by Brenna Angel, Kentucky Public Radio
What started out as a program to track where patients get their prescription drugs in Kentucky has expanded to Ohio.
This week the Kentucky All Schedule Prescription Electronic Reporting system, or KASPER, launched a data exchange with the Ohio Automated Rx Reporting System, or OARRS. So far, 12 Kentucky physicians are testing the program.
“The fact that that pilot’s up, running, and we’ve got users sharing data means that we’ve made a huge advance in being able to take this statewide between Ohio and Kentucky and to start bringing other states on board so that we’re all sharing,” says KASPER manager Dave Hopkins.
Now a doctor or pharmacist in Kentucky can check if their patient has been prescribed drugs in Ohio without logging on to a different network. That should make it easier to drug abusers who go to multiple doctors for medication.
Hopkins plans to continue the pilot for about one or two months before expanding it to other KASPER users across the state.
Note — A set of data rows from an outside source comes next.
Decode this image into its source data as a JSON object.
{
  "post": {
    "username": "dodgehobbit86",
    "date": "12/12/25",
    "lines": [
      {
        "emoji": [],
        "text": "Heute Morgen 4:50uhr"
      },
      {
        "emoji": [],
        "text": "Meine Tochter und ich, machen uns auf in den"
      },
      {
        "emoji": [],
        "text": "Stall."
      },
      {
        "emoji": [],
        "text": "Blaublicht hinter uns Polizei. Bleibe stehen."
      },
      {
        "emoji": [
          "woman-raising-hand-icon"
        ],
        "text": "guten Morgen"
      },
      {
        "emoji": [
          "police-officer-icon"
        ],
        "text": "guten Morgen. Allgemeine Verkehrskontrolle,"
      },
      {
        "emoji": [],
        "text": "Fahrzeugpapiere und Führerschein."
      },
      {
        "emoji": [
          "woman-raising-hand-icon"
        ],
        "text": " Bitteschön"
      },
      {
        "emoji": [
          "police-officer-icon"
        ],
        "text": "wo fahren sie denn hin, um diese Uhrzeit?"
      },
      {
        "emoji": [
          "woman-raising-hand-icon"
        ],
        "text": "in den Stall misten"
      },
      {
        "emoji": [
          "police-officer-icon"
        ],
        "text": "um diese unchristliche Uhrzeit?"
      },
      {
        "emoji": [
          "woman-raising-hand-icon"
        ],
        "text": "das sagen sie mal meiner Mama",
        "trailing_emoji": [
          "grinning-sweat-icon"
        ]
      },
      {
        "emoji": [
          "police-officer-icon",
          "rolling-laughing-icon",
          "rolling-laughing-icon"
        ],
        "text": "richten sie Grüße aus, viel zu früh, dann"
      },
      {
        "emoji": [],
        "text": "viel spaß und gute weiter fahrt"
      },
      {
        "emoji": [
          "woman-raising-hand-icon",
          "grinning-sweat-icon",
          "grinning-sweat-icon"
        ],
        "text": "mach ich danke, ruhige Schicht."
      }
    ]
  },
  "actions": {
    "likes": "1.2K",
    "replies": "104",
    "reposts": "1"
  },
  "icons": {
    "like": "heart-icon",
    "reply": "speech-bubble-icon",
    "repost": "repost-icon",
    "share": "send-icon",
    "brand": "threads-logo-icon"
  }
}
Prescription drug abuse is rampant in parts of Kentucky, and many of the drugs are purchased in other states. Hopkins says a meeting is scheduled for next Thursday to discuss possibilities for a single software interface that could be used nationwide.